Input:

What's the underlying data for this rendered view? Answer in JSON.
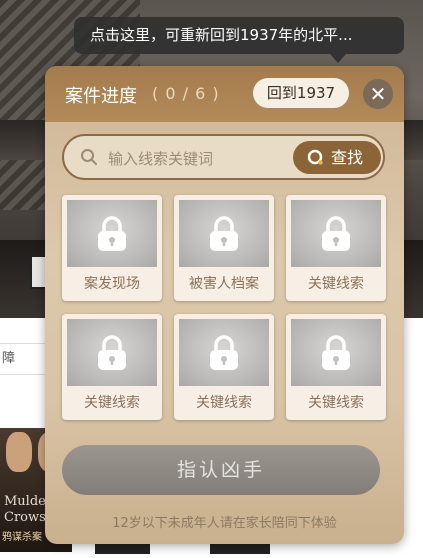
{
  "tooltip": {
    "text": "点击这里，可重新回到1937年的北平..."
  },
  "panel": {
    "title": "案件进度",
    "progress": "( 0 / 6 )",
    "return_label": "回到1937",
    "close_symbol": "✕"
  },
  "search": {
    "placeholder": "输入线索关键词",
    "button_label": "查找"
  },
  "cards": [
    {
      "label": "案发现场",
      "locked": true
    },
    {
      "label": "被害人档案",
      "locked": true
    },
    {
      "label": "关键线索",
      "locked": true
    },
    {
      "label": "关键线索",
      "locked": true
    },
    {
      "label": "关键线索",
      "locked": true
    },
    {
      "label": "关键线索",
      "locked": true
    }
  ],
  "confirm": {
    "label": "指认凶手"
  },
  "notice": "12岁以下未成年人请在家长陪同下体验",
  "background": {
    "side_text": "障",
    "poster": {
      "line1": "Mulder",
      "line2": "Crows",
      "line3": "鸦谋杀案"
    }
  },
  "colors": {
    "accent": "#8b6537",
    "header": "#a47b4c",
    "panel": "#dcc8aa"
  }
}
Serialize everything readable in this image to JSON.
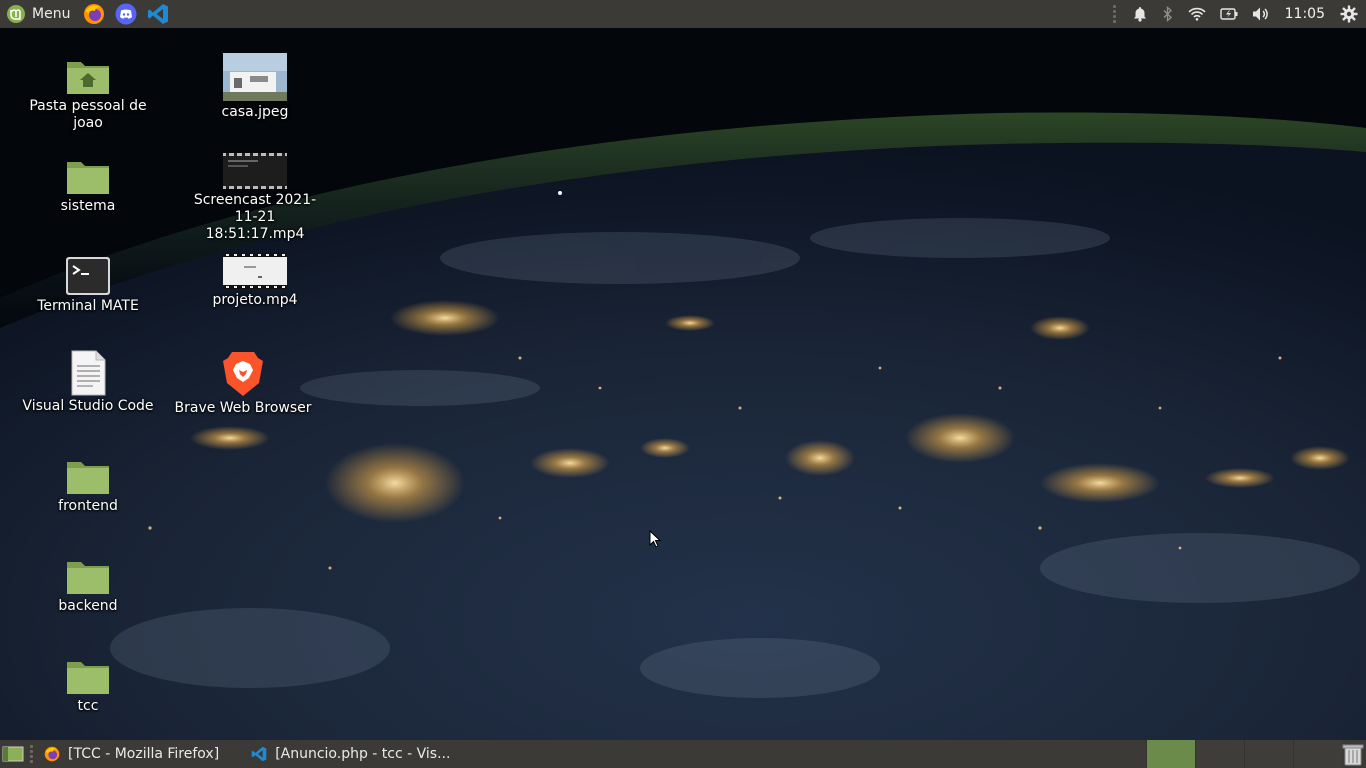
{
  "top_panel": {
    "menu_label": "Menu",
    "menu_icon": "mint-logo-icon",
    "launchers": [
      {
        "name": "firefox-icon"
      },
      {
        "name": "discord-icon"
      },
      {
        "name": "vscode-icon"
      }
    ],
    "tray": [
      "notification-bell-icon",
      "bluetooth-icon",
      "wifi-icon",
      "battery-icon",
      "volume-icon"
    ],
    "clock": "11:05",
    "settings_icon": "gear-icon"
  },
  "desktop": {
    "icons": [
      {
        "label": "Pasta pessoal de joao",
        "icon": "home-folder-icon"
      },
      {
        "label": "sistema",
        "icon": "folder-icon"
      },
      {
        "label": "Terminal MATE",
        "icon": "terminal-icon"
      },
      {
        "label": "Visual Studio Code",
        "icon": "text-file-icon"
      },
      {
        "label": "frontend",
        "icon": "folder-icon"
      },
      {
        "label": "backend",
        "icon": "folder-icon"
      },
      {
        "label": "tcc",
        "icon": "folder-icon"
      },
      {
        "label": "casa.jpeg",
        "icon": "image-thumbnail-icon"
      },
      {
        "label": "Screencast 2021-11-21 18:51:17.mp4",
        "icon": "video-thumbnail-icon"
      },
      {
        "label": "projeto.mp4",
        "icon": "video-thumbnail-icon"
      },
      {
        "label": "Brave Web Browser",
        "icon": "brave-icon"
      }
    ]
  },
  "bottom_panel": {
    "show_desktop_icon": "show-desktop-icon",
    "tasks": [
      {
        "label": "[TCC - Mozilla Firefox]",
        "icon": "firefox-icon"
      },
      {
        "label": "[Anuncio.php - tcc - Vis...",
        "icon": "vscode-icon"
      }
    ],
    "workspace_count": 4,
    "active_workspace": 1,
    "trash_icon": "trash-icon"
  },
  "colors": {
    "panel": "#3b3a37",
    "folder_green": "#8fb05d",
    "workspace_active": "#6b8b4a"
  }
}
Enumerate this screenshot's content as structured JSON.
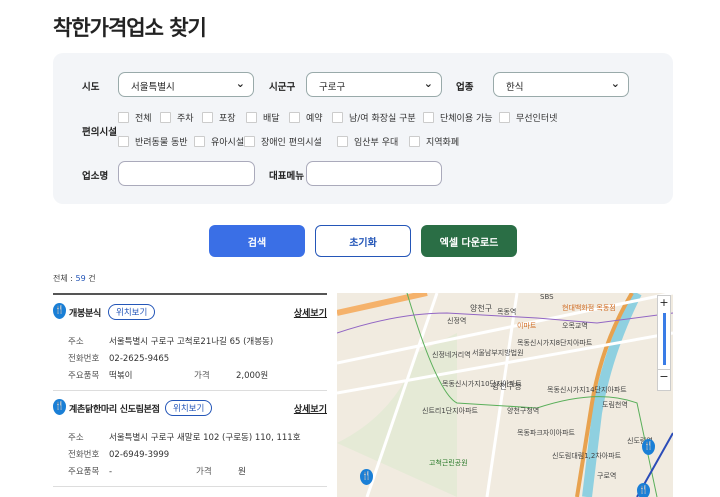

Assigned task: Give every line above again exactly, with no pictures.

Exercise answer:
What's the underlying data for this rendered view? Answer in JSON.
{
  "tooltip": {
    "text": "点击这里，可重新回到1937年的北平..."
  },
  "panel": {
    "title": "案件进度",
    "progress": "( 0 / 6 )",
    "return_label": "回到1937",
    "close_symbol": "✕"
  },
  "search": {
    "placeholder": "输入线索关键词",
    "button_label": "查找"
  },
  "cards": [
    {
      "label": "案发现场",
      "locked": true
    },
    {
      "label": "被害人档案",
      "locked": true
    },
    {
      "label": "关键线索",
      "locked": true
    },
    {
      "label": "关键线索",
      "locked": true
    },
    {
      "label": "关键线索",
      "locked": true
    },
    {
      "label": "关键线索",
      "locked": true
    }
  ],
  "confirm": {
    "label": "指认凶手"
  },
  "notice": "12岁以下未成年人请在家长陪同下体验",
  "background": {
    "side_text": "障",
    "poster": {
      "line1": "Mulder",
      "line2": "Crows",
      "line3": "鸦谋杀案"
    }
  },
  "colors": {
    "accent": "#8b6537",
    "header": "#a47b4c",
    "panel": "#dcc8aa"
  }
}
Serialize everything readable in this image to JSON.
{
  "top_panel": {
    "menu_label": "Menu",
    "menu_icon": "mint-logo-icon",
    "launchers": [
      {
        "name": "firefox-icon"
      },
      {
        "name": "discord-icon"
      },
      {
        "name": "vscode-icon"
      }
    ],
    "tray": [
      "notification-bell-icon",
      "bluetooth-icon",
      "wifi-icon",
      "battery-icon",
      "volume-icon"
    ],
    "clock": "11:05",
    "settings_icon": "gear-icon"
  },
  "desktop": {
    "icons": [
      {
        "label": "Pasta pessoal de joao",
        "icon": "home-folder-icon"
      },
      {
        "label": "sistema",
        "icon": "folder-icon"
      },
      {
        "label": "Terminal MATE",
        "icon": "terminal-icon"
      },
      {
        "label": "Visual Studio Code",
        "icon": "text-file-icon"
      },
      {
        "label": "frontend",
        "icon": "folder-icon"
      },
      {
        "label": "backend",
        "icon": "folder-icon"
      },
      {
        "label": "tcc",
        "icon": "folder-icon"
      },
      {
        "label": "casa.jpeg",
        "icon": "image-thumbnail-icon"
      },
      {
        "label": "Screencast 2021-11-21 18:51:17.mp4",
        "icon": "video-thumbnail-icon"
      },
      {
        "label": "projeto.mp4",
        "icon": "video-thumbnail-icon"
      },
      {
        "label": "Brave Web Browser",
        "icon": "brave-icon"
      }
    ]
  },
  "bottom_panel": {
    "show_desktop_icon": "show-desktop-icon",
    "tasks": [
      {
        "label": "[TCC - Mozilla Firefox]",
        "icon": "firefox-icon"
      },
      {
        "label": "[Anuncio.php - tcc - Vis...",
        "icon": "vscode-icon"
      }
    ],
    "workspace_count": 4,
    "active_workspace": 1,
    "trash_icon": "trash-icon"
  },
  "colors": {
    "panel": "#3b3a37",
    "folder_green": "#8fb05d",
    "workspace_active": "#6b8b4a"
  }
}
Enumerate this screenshot's content as structured JSON.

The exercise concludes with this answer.